Everyone is Clergy – That’s right! Whether you are ordained or not, as a Pagan – YOU ARE THE CONDUIT TO YOUR OWN SPIRITUALITY! Unlike monotheistic traditions, we do not need someone to speak on our behalf to a divine force. Clergy is a very real and necessary part of the Pagan experience, and all of us have the ability to put out fires when we see them. If you see folks gossiping, stand and listen. Do not add to the gossip and address it in a way that is understanding of all parties involved. Don’t be afraid to reach out to someone who is struggling in a corner during an event. Stand up and speak up during meetings if you think there’s a conflict brewing behind the scenes. Be respectful, honest, and state your case based on evidence. Let everyone have a chance to relay what they see, think, and hear. Remember to respect confidentiality and only share what needs to be shared in the spirit of resolution. If you can not do it alone, reach out to supportive friends who want what’s best for the community and all involved. You’ll know who they are because they will be the ones who are always reaching out to see how everyone is doing and sacrificing their own fun for service to the group.

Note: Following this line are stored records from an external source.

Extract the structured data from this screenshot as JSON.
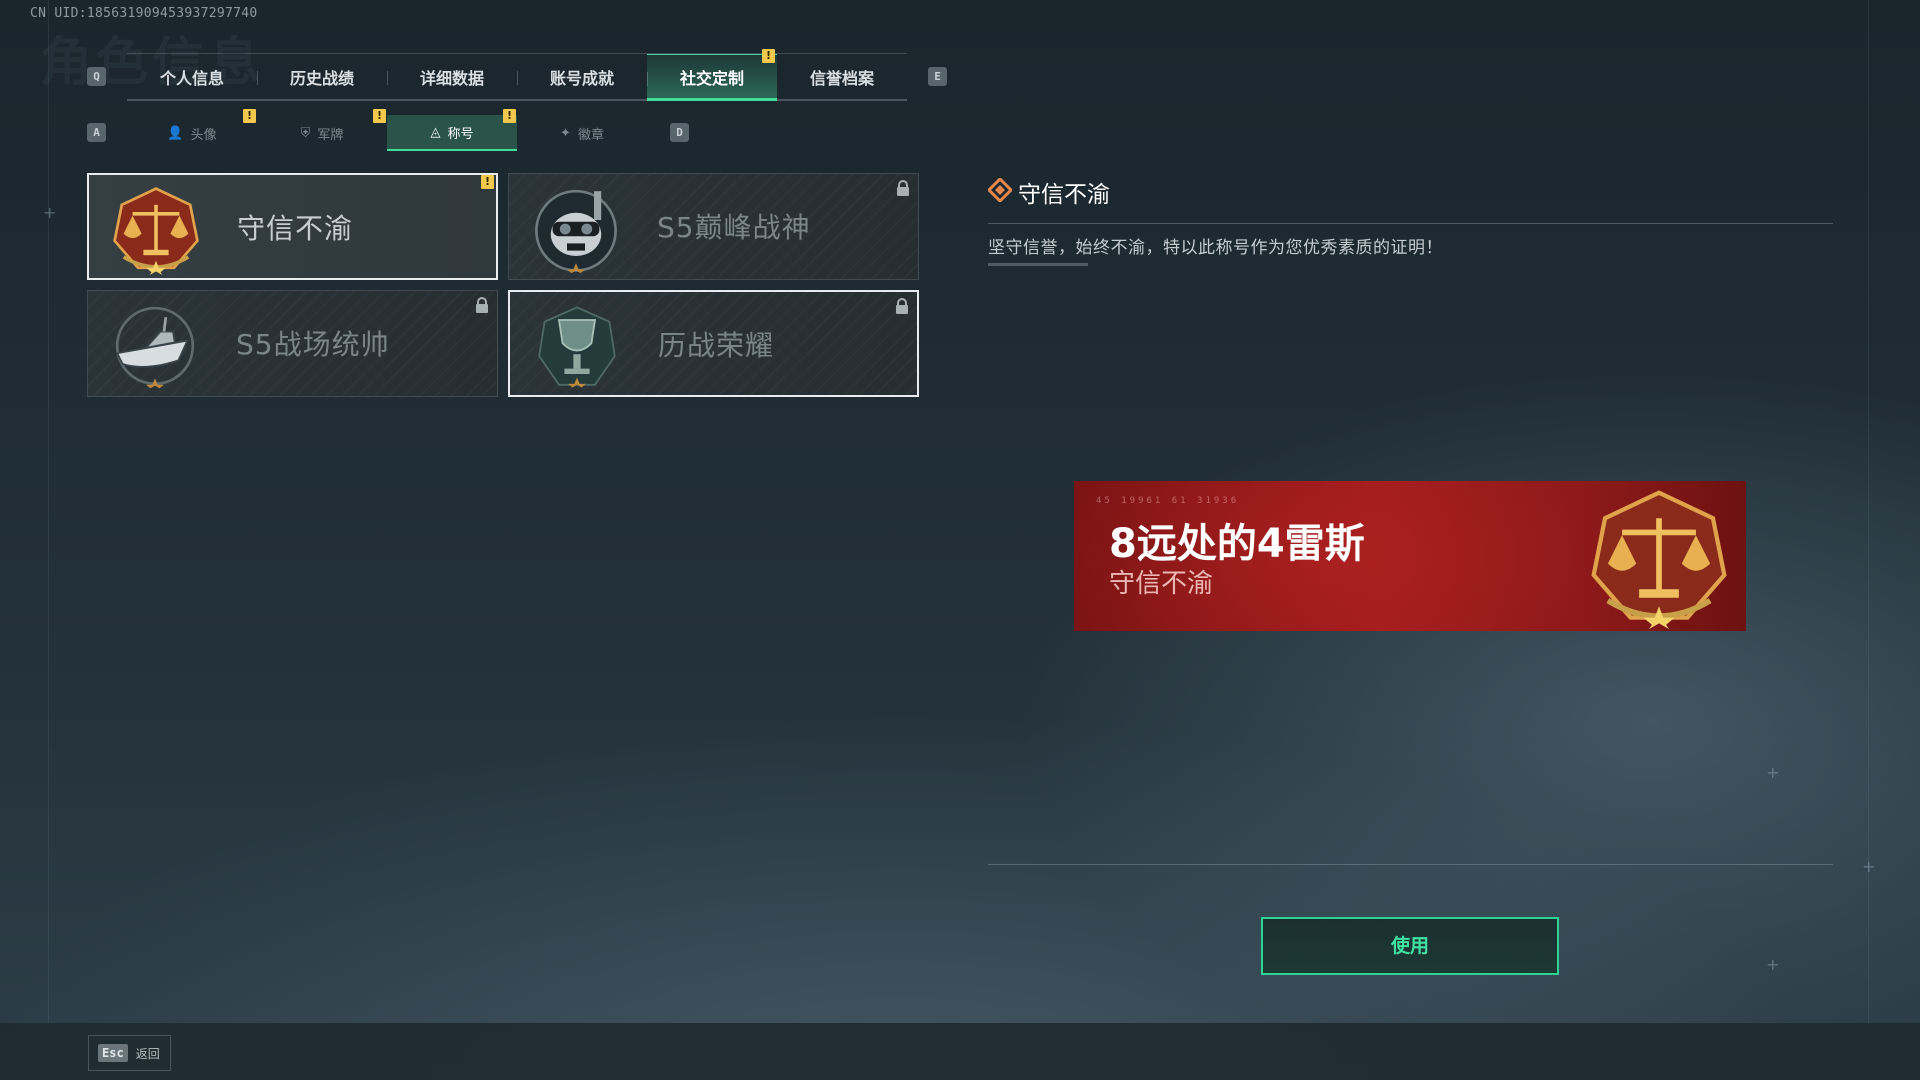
{
  "uid_text": "CN UID:1856319094539372977​40",
  "page_ghost_title": "角色信息",
  "keys": {
    "left": "Q",
    "right": "E",
    "sub_left": "A",
    "sub_right": "D"
  },
  "tabs": [
    {
      "label": "个人信息",
      "active": false
    },
    {
      "label": "历史战绩",
      "active": false
    },
    {
      "label": "详细数据",
      "active": false
    },
    {
      "label": "账号成就",
      "active": false
    },
    {
      "label": "社交定制",
      "active": true,
      "alert": "!"
    },
    {
      "label": "信誉档案",
      "active": false
    }
  ],
  "subtabs": [
    {
      "label": "头像",
      "icon": "person-icon",
      "glyph": "👤",
      "alert": "!"
    },
    {
      "label": "军牌",
      "icon": "dogtag-icon",
      "glyph": "⛨",
      "alert": "!"
    },
    {
      "label": "称号",
      "icon": "title-icon",
      "glyph": "◬",
      "alert": "!",
      "active": true
    },
    {
      "label": "徽章",
      "icon": "badge-icon",
      "glyph": "✦"
    }
  ],
  "cards": [
    {
      "title": "守信不渝",
      "emblem": "scales-emblem-icon",
      "selected": true,
      "locked": false,
      "alert": "!"
    },
    {
      "title": "S5巅峰战神",
      "emblem": "skull-diver-emblem-icon",
      "selected": false,
      "locked": true
    },
    {
      "title": "S5战场统帅",
      "emblem": "boat-emblem-icon",
      "selected": false,
      "locked": true
    },
    {
      "title": "历战荣耀",
      "emblem": "trophy-emblem-icon",
      "selected": false,
      "locked": true
    }
  ],
  "detail": {
    "title": "守信不渝",
    "description": "坚守信誉，始终不渝，特以此称号作为您优秀素质的证明！"
  },
  "banner": {
    "player_name": "8远处的4雷斯",
    "title": "守信不渝",
    "code": "45 19961 61 31936"
  },
  "use_button": "使用",
  "footer": {
    "esc_key": "Esc",
    "back_label": "返回"
  },
  "colors": {
    "accent": "#3fdc9b",
    "alert": "#f2c94c",
    "banner_red": "#a01c1c"
  }
}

And there you have it folks. I think we need to discuss this much further and I encourage you to write me on the website in the comments below. Let’s talk about how we can build a strong community of individuals who support each other and discover new things about ourselves in the process of revealing our differences. The responsiblility falls in each of our hands to not let the volcanic eruption of personal conflict consume us and seperate us from the real fight! Let’s fight for our Mother the Earth! As always, thank you for taking the time to read and please share this article if you agree. – Shining Quill the Unicorn